Excerpts from an interface dataset
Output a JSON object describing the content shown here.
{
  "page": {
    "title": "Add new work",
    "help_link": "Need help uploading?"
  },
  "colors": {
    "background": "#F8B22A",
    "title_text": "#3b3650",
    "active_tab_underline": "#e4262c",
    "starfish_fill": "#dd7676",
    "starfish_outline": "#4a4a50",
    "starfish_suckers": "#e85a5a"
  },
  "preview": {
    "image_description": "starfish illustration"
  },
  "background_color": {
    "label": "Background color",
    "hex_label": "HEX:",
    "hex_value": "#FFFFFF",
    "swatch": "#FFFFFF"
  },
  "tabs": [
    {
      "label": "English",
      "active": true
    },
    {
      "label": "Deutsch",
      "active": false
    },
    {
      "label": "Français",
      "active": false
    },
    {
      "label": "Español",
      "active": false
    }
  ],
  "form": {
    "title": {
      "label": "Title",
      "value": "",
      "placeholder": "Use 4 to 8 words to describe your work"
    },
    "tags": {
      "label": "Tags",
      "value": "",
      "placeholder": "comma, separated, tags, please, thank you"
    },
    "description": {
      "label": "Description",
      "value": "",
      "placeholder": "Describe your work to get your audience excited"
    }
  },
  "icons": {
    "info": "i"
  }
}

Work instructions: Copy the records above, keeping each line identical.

Output for this task:
Output a JSON object describing the content shown here.
{
  "page": {
    "title": "Add new work",
    "help_link": "Need help uploading?"
  },
  "colors": {
    "background": "#F8B22A",
    "title_text": "#3b3650",
    "active_tab_underline": "#e4262c",
    "starfish_fill": "#dd7676",
    "starfish_outline": "#4a4a50",
    "starfish_suckers": "#e85a5a"
  },
  "preview": {
    "image_description": "starfish illustration"
  },
  "background_color": {
    "label": "Background color",
    "hex_label": "HEX:",
    "hex_value": "#FFFFFF",
    "swatch": "#FFFFFF"
  },
  "tabs": [
    {
      "label": "English",
      "active": true
    },
    {
      "label": "Deutsch",
      "active": false
    },
    {
      "label": "Français",
      "active": false
    },
    {
      "label": "Español",
      "active": false
    }
  ],
  "form": {
    "title": {
      "label": "Title",
      "value": "",
      "placeholder": "Use 4 to 8 words to describe your work"
    },
    "tags": {
      "label": "Tags",
      "value": "",
      "placeholder": "comma, separated, tags, please, thank you"
    },
    "description": {
      "label": "Description",
      "value": "",
      "placeholder": "Describe your work to get your audience excited"
    }
  },
  "icons": {
    "info": "i"
  }
}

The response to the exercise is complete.